Corals are a complex community with invertebrate host, algae and microbes in close symbiotic interaction. Like other interspecies interactions, the coral-holobiont system is complex and its members are governed by a set of physical, chemical and biological factors that in equilibrium lead to a stabilized coral. Our research interest lies in the investigation of a prevailing coral disease in the Arabian Gulf.
The Gulf is one of the most extreme environments in which corals tolerate high and variable temperatures (23-35°C) and elevated salinities (38-43 PSU). Recent lethality in the branching coral, Acropora downingi, has been caused primarily by white syndrome disease. The syndrome is characterized by fast spreading lesions, which cease during winter but recur on the same colonies annually during the summer.
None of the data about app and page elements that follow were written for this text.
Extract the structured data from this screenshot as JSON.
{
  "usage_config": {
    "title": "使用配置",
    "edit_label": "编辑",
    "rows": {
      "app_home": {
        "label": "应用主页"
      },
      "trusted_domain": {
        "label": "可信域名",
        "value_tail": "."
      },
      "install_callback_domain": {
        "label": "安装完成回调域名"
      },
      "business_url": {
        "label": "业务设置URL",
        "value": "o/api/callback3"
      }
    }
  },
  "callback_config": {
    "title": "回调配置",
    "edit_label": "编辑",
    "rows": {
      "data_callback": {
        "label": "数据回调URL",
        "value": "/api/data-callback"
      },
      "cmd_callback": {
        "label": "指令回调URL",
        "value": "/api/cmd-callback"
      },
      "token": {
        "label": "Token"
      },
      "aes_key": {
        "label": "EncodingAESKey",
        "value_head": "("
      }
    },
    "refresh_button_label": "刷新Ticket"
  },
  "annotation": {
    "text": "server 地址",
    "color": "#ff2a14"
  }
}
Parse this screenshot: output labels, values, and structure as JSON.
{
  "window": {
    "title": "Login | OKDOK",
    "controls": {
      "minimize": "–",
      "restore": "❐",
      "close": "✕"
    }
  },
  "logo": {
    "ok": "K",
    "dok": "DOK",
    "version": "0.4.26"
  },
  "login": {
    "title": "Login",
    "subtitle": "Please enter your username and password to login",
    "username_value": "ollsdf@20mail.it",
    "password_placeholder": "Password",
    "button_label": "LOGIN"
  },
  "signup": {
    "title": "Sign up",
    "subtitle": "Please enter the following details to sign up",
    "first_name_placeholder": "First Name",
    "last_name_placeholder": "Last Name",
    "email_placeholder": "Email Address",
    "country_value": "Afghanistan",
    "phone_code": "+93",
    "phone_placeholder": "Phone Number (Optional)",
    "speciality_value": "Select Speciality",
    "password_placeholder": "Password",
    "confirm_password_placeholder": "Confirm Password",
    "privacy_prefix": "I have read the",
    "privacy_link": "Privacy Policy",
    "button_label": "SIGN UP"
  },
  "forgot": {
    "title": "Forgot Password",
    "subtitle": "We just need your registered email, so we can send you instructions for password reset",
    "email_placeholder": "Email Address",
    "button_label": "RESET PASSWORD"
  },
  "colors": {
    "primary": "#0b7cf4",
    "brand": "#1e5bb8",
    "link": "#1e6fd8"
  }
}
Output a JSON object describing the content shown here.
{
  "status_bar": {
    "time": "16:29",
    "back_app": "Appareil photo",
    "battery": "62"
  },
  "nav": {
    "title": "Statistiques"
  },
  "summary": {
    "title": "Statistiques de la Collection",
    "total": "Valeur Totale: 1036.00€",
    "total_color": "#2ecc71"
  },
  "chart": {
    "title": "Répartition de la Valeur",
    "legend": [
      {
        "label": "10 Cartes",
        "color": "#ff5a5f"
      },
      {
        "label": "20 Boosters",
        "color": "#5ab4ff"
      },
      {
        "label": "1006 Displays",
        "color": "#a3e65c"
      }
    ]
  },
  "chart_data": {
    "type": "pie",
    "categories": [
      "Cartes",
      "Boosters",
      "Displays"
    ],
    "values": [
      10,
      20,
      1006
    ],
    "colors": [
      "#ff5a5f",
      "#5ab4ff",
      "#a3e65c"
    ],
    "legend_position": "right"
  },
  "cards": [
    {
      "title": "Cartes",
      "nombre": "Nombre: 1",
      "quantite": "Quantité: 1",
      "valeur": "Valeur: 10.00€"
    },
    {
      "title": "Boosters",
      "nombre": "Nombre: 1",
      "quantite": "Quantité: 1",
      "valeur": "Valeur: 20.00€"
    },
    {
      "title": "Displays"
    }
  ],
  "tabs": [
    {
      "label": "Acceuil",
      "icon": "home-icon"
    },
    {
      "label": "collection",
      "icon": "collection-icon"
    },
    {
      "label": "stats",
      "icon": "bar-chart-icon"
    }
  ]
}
Our aim is to study the biological and chemical signatures of diseased and healthy corals using mass-spectrometry based metabolomics in combination with other –omics and microbial isolation techniques. Knowledge of coral disease causes will improve reef conservation efforts and help stabilize coral reefs in future.